The idea of splitting Surtur’s forces was very appealing. I glanced around. “Stop here. Where they can see us.”
I meant it for all those who had followed me. A pregnant woman nodded. She was very pregnant.
I hoped for a better future for her child. Or at least one akin to what they had had before all of this. A child should be born into something at least resembling peace. Something that had perhaps never been here.
Not true peace. But then, we did not want it. Giants quarreled for a reason – because full blown peace was boring. Many humans shared that trait.
Whatever I was right now, and I was still not sure except that I felt as if I was going to burn up any moment, except I knew I would not. A peculiar balance of fire. Or maybe not so peculiar. In any case, whatever I was right now, I still shared that trait. I still enjoyed a good fight.
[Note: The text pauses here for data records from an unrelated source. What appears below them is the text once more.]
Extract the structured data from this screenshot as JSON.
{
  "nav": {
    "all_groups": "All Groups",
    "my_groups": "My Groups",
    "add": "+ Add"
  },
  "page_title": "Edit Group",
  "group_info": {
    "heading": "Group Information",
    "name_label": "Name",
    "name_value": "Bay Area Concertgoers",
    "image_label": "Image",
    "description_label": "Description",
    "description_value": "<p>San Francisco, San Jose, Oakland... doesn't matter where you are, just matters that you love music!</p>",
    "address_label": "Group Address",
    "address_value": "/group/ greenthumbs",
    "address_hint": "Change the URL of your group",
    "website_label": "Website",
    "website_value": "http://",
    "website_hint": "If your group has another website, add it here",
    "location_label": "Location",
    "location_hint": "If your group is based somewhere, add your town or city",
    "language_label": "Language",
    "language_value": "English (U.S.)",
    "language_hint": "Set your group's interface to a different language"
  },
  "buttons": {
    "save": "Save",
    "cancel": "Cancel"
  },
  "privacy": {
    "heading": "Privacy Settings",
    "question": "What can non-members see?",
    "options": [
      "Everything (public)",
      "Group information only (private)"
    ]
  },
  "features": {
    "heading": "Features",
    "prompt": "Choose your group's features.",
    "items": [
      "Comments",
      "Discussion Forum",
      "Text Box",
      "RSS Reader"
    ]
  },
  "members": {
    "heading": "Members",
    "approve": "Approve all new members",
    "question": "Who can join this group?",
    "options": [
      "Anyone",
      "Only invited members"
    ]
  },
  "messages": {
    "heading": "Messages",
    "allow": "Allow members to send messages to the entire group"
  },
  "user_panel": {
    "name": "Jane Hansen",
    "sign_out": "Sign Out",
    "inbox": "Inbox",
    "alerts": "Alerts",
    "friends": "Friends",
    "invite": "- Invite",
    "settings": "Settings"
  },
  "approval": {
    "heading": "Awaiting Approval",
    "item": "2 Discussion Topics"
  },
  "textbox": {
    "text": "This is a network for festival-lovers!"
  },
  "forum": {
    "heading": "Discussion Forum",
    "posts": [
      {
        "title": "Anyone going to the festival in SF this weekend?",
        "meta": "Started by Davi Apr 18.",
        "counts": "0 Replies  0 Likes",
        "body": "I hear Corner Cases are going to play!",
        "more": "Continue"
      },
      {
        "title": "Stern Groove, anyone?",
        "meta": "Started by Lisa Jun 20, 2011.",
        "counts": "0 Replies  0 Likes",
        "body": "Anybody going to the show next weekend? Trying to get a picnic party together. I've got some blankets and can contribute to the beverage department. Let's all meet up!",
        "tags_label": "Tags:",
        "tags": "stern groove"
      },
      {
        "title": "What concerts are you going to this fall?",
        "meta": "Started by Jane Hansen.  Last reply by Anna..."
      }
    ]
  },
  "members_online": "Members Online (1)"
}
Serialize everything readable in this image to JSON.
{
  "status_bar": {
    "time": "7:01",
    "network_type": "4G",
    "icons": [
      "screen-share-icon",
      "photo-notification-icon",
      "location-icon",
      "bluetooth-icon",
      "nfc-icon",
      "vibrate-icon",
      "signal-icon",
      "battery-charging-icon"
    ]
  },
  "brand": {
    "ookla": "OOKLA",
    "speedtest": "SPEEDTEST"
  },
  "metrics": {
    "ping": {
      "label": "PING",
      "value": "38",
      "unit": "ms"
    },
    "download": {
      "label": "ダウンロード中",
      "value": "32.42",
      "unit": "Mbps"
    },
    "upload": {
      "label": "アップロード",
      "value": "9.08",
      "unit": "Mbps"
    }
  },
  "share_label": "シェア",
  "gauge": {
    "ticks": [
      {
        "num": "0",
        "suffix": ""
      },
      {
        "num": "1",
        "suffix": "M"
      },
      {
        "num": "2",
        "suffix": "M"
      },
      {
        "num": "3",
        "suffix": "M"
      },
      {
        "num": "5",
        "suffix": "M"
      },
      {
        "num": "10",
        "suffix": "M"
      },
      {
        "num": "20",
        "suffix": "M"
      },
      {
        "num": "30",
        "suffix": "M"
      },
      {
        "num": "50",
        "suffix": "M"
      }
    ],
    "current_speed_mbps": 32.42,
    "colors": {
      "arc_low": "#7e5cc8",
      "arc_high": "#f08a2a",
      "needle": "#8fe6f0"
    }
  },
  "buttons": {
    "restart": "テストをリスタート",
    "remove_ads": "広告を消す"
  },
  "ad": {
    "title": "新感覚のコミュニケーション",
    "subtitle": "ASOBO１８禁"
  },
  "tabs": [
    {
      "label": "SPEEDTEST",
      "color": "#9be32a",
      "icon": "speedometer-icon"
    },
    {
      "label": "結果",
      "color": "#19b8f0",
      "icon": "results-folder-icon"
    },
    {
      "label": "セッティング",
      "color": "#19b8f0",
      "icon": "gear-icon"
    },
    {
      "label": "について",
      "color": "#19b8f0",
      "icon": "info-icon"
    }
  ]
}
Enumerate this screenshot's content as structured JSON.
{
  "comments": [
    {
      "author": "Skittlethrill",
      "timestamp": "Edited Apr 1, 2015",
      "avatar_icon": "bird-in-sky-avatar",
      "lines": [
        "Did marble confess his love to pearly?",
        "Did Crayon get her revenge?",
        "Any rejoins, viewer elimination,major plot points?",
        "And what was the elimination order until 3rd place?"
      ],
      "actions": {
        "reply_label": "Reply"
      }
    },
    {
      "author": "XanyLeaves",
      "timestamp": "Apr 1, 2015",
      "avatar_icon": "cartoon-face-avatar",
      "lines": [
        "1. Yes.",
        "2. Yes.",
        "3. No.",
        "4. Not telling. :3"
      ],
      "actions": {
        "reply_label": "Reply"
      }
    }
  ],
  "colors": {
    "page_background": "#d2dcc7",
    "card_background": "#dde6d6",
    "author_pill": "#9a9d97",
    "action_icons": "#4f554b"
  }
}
I was not looking forward to round three with Surtur simply because I still had not fully recovered from round two. Otherwise?
No. I still would not be looking forward to it, because it seemed that we were being prevented from defeating each other, held in a stalemate.
Or, most likely, as if beating him, killing him, required some property or weapon I personally did not possess.
Loki was up to things I did not know about. We stood on the ridge, but I did see people start to move towards us. In twos, in threes, but not stopped or challenged.
Mutiny was the word for what was happening, an ugly word. Or perhaps it was that even uglier word: Coup.
Except that I was not using force to claim this realm, not using force to make it mine. Not truly a coup, then.
It might still become one. I shuddered more than a little bit at the thought. I did not want it.
Well, I wanted the fight. But I still did not want to fight conscripts. Only people with a real quarrel with me.
I thought, oddly, of Skadi’s history. The goddess of winter. Who was likely trying to protect Jotunheim right now with Angrboda.
Maybe. She might be in Asgard. I did not know, and I could not afford her more than that thought.
A woman walked up to me carrying a banner. “We are yours…” Then her lips quirked. “No offense, but we are rather not Surtur’s.”
I laughed. “None taken. You do not know me.”
“He is preparing a major attack, multi-pronged. If he gets…”
“He will thin the barriers further. I know.”
“We have already had strange monsters here.”
“That was an accident. They will not return.” I wished I could be more secure in my promises to her.
But her gaze was even. “What do you wish?”
“Just to secure this position.”
“Somebody could stab him in the back.”
“Somebody could,” I responded, evenly. I was past worrying about the honor of assassination. Against somebody who had tried to force a woman to wed him, it did not seem nearly as dishonorable.
“He is too good for most, though.”